Find all the lines in the entries below that hold the word "JSON" and copy them.
------ Data for this exercise
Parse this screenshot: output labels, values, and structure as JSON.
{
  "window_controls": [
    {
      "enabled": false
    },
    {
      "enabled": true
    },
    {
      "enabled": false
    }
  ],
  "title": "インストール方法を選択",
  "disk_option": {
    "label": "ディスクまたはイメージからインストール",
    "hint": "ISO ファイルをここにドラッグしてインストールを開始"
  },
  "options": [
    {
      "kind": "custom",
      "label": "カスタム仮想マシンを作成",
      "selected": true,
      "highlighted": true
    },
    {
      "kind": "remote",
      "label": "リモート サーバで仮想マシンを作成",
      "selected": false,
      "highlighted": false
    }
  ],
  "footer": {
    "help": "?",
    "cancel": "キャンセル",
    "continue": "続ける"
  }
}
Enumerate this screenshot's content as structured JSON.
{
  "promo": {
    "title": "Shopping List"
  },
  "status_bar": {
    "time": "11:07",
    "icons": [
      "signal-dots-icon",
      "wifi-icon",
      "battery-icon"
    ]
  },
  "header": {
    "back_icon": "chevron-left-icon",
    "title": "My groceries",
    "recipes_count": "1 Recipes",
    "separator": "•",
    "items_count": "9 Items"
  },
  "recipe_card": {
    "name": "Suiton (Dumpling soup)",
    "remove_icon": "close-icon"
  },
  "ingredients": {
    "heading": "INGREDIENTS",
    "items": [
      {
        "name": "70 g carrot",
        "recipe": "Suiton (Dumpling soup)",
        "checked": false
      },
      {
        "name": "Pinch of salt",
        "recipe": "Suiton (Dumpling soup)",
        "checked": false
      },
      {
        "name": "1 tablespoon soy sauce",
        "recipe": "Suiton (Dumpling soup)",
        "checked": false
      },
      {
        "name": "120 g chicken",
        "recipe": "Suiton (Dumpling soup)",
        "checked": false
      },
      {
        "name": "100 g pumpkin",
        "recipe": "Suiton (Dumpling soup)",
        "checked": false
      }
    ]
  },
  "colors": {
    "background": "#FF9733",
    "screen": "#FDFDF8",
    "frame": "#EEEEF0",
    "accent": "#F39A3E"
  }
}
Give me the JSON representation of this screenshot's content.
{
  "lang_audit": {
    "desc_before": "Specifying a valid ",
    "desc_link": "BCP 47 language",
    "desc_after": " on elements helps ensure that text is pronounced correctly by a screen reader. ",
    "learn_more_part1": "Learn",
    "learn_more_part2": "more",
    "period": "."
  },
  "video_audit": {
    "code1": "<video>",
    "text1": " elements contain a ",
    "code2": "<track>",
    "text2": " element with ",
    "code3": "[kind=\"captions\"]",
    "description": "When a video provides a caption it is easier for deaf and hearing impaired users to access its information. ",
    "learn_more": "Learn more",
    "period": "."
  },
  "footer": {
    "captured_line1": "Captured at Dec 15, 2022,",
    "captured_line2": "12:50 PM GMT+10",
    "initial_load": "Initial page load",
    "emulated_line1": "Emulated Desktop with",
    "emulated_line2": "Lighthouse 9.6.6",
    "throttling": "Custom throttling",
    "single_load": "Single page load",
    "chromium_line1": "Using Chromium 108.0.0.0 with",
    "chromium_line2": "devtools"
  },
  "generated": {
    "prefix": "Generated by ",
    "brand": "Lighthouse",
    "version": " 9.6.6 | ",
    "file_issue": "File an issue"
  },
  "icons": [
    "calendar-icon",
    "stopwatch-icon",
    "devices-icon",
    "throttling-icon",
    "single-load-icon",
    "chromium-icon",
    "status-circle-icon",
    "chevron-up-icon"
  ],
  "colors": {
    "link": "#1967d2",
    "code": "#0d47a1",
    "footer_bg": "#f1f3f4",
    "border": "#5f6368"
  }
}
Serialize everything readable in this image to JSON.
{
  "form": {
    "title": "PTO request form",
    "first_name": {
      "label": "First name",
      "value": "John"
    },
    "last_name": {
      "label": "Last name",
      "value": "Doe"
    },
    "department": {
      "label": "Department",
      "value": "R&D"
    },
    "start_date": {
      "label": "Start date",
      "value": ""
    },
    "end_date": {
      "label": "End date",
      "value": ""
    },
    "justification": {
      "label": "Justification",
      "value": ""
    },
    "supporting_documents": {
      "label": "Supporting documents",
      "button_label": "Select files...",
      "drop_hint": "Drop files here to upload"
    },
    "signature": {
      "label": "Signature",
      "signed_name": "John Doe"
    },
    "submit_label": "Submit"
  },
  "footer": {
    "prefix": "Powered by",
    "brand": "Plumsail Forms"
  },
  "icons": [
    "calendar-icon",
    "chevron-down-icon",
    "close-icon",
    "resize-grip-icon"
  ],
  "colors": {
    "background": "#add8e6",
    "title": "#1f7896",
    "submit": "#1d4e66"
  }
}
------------
- **Exercise output**
Parse this screenshot: output labels, values, and structure as JSON.
Enumerate this screenshot's content as structured JSON.
Give me the JSON representation of this screenshot's content.
Serialize everything readable in this image to JSON.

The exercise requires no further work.